I have a very strong tendency to make rational, practical, and fact-based decisions using my head. It’s very rare for me to make decisions using my emotions. I was forced to learn how to make more intuitive decisions by listening to my gut when I was struggling with pivotal life decisions. I was forced to feel and listen to my inner voice to make decisions that feel most natural to me. This was very unfamiliar to me, however, it expanded my identity.

Review this list of Feeling Words. Use the same technique you use for the values exercise to narrow down how you want to feel.

Keep these words visible too!

Review your responses. What do you observe? What insights do you gain from these responses and those in the above steps?

6. Be Willing to Sit with Discomfort

Make career decisions aligned with your values, goals, talents and feelings. This is not for the faint hearted. It takes real work, courage and willingness to cut out the noise around you. You’ll need to sit with discomfort for a bit until you build up your muscle to hit the targets you want.

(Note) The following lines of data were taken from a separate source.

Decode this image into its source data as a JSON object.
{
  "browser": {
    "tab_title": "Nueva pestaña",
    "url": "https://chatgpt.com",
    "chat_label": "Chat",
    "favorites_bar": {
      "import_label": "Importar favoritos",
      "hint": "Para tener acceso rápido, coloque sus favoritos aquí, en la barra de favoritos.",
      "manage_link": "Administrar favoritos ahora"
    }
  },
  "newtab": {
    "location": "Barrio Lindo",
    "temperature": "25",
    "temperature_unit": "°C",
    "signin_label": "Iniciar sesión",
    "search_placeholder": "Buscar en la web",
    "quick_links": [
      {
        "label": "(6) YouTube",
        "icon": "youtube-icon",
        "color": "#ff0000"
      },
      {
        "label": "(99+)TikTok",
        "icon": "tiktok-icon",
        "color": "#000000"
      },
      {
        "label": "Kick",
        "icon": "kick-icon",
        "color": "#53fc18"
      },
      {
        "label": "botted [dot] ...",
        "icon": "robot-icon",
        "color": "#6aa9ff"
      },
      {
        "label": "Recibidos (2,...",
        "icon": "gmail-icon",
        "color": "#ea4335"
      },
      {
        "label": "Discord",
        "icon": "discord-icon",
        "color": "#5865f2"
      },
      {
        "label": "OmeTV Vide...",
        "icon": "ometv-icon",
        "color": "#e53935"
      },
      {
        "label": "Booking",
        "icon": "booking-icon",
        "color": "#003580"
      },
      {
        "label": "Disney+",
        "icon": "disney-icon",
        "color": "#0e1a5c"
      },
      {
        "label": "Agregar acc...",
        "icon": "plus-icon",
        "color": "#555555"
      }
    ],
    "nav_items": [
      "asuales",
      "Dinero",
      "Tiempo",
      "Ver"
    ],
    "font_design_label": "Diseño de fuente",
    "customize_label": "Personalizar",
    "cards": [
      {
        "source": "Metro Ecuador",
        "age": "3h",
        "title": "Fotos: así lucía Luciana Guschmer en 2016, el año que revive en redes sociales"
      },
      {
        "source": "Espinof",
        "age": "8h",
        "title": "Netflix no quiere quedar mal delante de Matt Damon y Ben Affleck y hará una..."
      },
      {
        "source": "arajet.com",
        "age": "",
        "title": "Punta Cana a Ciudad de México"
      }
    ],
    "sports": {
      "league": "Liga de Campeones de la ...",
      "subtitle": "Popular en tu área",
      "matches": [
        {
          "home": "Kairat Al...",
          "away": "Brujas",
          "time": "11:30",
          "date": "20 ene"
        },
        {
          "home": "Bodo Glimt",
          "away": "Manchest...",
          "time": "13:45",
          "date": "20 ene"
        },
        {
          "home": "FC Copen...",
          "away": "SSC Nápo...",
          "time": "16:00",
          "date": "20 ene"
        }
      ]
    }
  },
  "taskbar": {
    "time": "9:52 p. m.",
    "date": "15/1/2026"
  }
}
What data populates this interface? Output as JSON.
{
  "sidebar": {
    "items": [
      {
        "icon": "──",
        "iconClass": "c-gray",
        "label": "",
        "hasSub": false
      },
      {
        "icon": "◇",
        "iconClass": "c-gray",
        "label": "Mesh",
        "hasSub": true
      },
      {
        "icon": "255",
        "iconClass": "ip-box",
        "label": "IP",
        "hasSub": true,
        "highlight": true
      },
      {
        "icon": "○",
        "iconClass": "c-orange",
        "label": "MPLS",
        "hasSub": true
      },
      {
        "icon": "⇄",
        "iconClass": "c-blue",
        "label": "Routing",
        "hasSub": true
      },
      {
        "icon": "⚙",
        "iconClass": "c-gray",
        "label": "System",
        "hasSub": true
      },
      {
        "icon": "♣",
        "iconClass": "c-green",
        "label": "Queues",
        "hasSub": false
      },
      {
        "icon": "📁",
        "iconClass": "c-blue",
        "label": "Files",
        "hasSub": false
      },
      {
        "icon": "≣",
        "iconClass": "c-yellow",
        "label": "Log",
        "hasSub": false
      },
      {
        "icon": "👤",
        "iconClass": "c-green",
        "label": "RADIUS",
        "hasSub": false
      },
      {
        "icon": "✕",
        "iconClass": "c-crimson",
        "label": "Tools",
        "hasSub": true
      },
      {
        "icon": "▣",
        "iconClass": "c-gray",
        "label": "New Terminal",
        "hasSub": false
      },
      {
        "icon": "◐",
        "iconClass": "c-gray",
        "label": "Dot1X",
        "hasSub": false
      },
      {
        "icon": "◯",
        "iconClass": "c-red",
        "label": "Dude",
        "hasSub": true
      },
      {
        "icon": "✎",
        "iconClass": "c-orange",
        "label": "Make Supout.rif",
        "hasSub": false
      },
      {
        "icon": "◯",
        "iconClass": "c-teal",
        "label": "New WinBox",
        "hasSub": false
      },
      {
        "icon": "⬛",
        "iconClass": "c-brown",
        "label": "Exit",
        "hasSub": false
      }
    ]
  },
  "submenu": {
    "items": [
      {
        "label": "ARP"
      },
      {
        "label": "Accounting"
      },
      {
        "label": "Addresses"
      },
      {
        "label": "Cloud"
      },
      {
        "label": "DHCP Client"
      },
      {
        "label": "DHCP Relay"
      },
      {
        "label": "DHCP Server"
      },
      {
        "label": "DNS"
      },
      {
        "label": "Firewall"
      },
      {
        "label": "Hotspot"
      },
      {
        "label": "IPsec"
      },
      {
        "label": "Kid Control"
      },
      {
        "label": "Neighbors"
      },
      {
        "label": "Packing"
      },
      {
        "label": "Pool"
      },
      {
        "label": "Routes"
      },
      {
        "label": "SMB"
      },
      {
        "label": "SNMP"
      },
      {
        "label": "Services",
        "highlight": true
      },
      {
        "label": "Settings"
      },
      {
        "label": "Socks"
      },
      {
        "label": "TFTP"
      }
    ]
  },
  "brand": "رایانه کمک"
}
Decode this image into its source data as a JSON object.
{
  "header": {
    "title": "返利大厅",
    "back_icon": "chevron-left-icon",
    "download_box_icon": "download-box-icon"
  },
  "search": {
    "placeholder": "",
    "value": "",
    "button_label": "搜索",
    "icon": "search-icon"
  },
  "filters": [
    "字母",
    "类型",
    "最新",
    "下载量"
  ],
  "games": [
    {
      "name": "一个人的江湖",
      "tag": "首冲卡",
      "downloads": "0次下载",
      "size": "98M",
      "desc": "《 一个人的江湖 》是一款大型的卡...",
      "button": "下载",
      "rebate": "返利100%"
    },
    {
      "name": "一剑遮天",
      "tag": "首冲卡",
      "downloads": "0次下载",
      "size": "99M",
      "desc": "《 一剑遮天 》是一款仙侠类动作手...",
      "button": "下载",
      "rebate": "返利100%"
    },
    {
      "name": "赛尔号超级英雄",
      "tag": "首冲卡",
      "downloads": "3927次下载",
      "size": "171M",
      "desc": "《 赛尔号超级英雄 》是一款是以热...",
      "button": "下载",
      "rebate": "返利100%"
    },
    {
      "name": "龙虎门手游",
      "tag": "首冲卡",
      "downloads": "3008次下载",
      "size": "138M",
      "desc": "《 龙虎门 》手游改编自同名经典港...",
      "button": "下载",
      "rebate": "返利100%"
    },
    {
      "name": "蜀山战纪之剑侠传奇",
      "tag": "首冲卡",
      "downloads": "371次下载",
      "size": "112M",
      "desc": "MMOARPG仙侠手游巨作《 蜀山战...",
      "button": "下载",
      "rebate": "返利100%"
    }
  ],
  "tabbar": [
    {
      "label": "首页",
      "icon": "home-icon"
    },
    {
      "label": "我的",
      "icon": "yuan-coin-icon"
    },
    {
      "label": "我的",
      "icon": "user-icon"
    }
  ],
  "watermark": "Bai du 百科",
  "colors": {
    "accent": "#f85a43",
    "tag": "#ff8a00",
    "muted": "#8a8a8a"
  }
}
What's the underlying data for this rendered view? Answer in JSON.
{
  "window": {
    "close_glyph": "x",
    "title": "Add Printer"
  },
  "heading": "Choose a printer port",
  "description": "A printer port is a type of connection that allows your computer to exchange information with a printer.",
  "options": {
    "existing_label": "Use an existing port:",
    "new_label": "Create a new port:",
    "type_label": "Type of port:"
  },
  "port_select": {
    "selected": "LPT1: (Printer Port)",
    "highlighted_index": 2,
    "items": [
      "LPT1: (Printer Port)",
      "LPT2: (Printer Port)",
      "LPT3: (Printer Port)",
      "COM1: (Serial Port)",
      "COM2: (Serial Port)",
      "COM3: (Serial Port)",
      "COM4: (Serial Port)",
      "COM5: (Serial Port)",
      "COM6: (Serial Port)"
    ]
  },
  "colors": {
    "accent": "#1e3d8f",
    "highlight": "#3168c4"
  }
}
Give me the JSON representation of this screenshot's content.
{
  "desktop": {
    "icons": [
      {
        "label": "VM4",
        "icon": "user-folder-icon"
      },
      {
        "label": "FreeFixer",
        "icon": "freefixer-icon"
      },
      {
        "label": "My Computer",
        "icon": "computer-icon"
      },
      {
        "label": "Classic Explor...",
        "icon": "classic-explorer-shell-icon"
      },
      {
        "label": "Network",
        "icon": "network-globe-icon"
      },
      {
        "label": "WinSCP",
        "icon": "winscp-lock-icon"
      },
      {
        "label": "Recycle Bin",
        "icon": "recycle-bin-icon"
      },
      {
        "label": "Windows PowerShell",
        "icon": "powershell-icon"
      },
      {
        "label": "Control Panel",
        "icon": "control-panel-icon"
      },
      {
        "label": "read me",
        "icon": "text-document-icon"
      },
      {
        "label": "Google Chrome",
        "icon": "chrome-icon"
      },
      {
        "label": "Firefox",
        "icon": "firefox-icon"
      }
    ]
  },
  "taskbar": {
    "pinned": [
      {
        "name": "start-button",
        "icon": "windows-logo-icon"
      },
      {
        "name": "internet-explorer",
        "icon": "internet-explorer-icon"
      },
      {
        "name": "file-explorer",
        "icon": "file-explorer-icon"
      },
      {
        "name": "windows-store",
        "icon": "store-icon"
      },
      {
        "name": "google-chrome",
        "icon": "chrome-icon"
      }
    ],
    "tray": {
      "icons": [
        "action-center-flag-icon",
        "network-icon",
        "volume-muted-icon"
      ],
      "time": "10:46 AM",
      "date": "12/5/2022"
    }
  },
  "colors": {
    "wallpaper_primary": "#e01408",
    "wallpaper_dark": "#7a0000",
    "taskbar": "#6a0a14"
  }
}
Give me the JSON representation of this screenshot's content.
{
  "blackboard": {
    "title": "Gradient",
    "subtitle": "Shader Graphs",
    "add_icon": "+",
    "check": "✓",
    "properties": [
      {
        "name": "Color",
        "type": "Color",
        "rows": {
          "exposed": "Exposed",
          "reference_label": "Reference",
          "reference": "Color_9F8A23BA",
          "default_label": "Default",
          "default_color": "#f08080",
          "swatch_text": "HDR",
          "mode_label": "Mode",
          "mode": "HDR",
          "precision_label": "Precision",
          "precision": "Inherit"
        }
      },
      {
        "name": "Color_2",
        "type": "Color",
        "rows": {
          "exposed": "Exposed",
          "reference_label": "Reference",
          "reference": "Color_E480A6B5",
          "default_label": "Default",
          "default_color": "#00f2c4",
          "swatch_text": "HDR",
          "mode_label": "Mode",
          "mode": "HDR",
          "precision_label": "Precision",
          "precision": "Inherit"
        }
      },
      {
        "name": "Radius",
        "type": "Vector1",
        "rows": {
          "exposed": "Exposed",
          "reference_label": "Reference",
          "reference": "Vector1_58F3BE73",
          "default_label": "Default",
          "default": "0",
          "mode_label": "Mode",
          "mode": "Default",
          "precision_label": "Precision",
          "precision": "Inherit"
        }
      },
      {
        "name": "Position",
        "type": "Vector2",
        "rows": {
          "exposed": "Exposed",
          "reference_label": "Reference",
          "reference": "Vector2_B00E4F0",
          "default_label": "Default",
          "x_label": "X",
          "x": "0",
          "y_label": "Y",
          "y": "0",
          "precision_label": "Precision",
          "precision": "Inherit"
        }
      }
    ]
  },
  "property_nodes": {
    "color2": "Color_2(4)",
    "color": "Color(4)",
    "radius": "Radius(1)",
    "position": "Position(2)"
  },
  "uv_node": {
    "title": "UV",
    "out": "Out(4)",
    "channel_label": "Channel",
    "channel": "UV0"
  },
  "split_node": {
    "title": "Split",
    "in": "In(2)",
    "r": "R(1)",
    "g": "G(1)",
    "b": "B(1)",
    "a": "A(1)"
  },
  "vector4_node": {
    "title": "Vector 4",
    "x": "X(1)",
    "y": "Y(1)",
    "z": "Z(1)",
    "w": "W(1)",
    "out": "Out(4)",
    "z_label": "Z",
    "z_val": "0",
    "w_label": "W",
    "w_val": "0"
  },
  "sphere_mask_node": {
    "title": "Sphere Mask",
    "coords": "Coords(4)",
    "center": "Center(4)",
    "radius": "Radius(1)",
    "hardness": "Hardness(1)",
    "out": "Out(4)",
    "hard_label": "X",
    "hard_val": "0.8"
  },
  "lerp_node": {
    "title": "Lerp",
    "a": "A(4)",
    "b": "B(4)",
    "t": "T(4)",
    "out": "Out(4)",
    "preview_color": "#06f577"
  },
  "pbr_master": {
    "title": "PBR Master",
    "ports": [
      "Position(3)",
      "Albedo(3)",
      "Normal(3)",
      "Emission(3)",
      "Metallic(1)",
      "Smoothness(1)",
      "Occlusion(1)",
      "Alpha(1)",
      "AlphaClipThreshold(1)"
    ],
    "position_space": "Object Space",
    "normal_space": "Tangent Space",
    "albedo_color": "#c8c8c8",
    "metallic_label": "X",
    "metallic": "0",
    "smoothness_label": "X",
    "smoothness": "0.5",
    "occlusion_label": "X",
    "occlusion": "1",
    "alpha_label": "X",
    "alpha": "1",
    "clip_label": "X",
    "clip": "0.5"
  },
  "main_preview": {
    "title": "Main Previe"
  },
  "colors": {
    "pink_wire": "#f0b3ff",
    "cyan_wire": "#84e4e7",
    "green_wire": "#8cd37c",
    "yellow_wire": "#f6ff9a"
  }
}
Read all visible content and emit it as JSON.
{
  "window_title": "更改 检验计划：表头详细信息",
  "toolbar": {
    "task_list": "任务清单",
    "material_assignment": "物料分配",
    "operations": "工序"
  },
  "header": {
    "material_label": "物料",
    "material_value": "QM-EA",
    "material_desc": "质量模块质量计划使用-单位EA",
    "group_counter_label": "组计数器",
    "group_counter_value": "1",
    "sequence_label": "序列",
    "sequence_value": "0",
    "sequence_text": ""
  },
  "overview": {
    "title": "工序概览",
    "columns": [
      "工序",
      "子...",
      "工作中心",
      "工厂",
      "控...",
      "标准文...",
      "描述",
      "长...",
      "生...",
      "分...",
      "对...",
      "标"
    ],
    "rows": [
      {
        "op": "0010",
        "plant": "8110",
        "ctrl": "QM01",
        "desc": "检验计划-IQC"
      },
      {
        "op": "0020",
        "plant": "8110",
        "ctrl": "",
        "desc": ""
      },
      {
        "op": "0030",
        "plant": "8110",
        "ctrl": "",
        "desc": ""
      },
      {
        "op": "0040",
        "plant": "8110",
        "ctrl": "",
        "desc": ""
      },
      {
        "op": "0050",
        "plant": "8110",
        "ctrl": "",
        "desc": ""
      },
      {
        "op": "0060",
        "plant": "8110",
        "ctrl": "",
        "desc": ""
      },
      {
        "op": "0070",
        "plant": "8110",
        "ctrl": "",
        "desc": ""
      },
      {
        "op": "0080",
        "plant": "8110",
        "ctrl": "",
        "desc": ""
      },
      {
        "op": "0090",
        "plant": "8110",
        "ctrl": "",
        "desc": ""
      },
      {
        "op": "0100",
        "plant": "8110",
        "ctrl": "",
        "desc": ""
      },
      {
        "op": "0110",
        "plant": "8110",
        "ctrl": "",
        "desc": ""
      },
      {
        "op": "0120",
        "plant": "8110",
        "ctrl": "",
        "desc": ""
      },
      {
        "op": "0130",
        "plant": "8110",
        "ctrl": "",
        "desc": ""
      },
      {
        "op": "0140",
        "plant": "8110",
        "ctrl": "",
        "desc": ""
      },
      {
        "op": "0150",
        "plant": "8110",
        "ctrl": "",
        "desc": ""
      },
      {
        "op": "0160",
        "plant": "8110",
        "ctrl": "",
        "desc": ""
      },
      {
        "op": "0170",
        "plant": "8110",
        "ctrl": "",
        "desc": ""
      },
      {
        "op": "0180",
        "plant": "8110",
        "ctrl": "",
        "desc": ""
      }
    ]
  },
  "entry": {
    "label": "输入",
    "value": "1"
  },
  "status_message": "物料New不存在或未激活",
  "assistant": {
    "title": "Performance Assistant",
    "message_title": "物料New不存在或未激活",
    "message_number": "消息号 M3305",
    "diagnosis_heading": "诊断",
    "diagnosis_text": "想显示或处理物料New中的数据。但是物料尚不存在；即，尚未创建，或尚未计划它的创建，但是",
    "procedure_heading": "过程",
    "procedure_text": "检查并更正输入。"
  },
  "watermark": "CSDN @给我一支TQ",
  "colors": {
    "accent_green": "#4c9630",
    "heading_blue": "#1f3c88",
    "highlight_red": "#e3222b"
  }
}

Advertising

Surround yourself with a supportive network to help you through these times.

“These pains you feel are messengers. Listen to them” – Rumi

7. Manage Your Own Career

Not to be cynical, but no one can make you happy but yourself. If you don’t take control of your career and manage it like your own business – no one will.

Discern between things that you can control and what you can’t control. For example, you may not be able to control who gets a promotion. However, you can control how you react to it and what you’ve learned about yourself in that situation.

Summing Up

For many who have gone through a career change or been impacted by life events, these steps may seem very basic. However, it’s sometimes the basics that we forget to do. The simple things and moments can edge us closer to our larger vision for ourselves.

Staying present and appreciating what you have today can sometimes help you achieve your long-term goals. For example, if you’re always talking about not having enough time and wanting work-life balance, think about what was good in your work day? Maybe you took a walk outside with your co-workers. This could be a small step to help you reframe how you can attain work-life balance.

Remember to take time for yourself. Hit pause, notice, observe and reflect to achieve career success by getting deliberate and intentional:

  1. Define Career Success for Yourself
  2. Know Your Values
  3. Define Your Short-Term and Long-Term Life and Goals
  4. Determine Your Top Talents
  5. Identify ‘Feeling’ Words You Want to Experience
  6. Be Willing to sit with Discomfort
  7. Manage Your Own Career

“When you stop chasing the wrong things you give the right things a chance to catch you.” – Lolly Daskal

Good luck and best wishes always!

More Tips on Advancing Your Career

Featured photo credit: rawpixel via unsplash.com

Reference

Read Next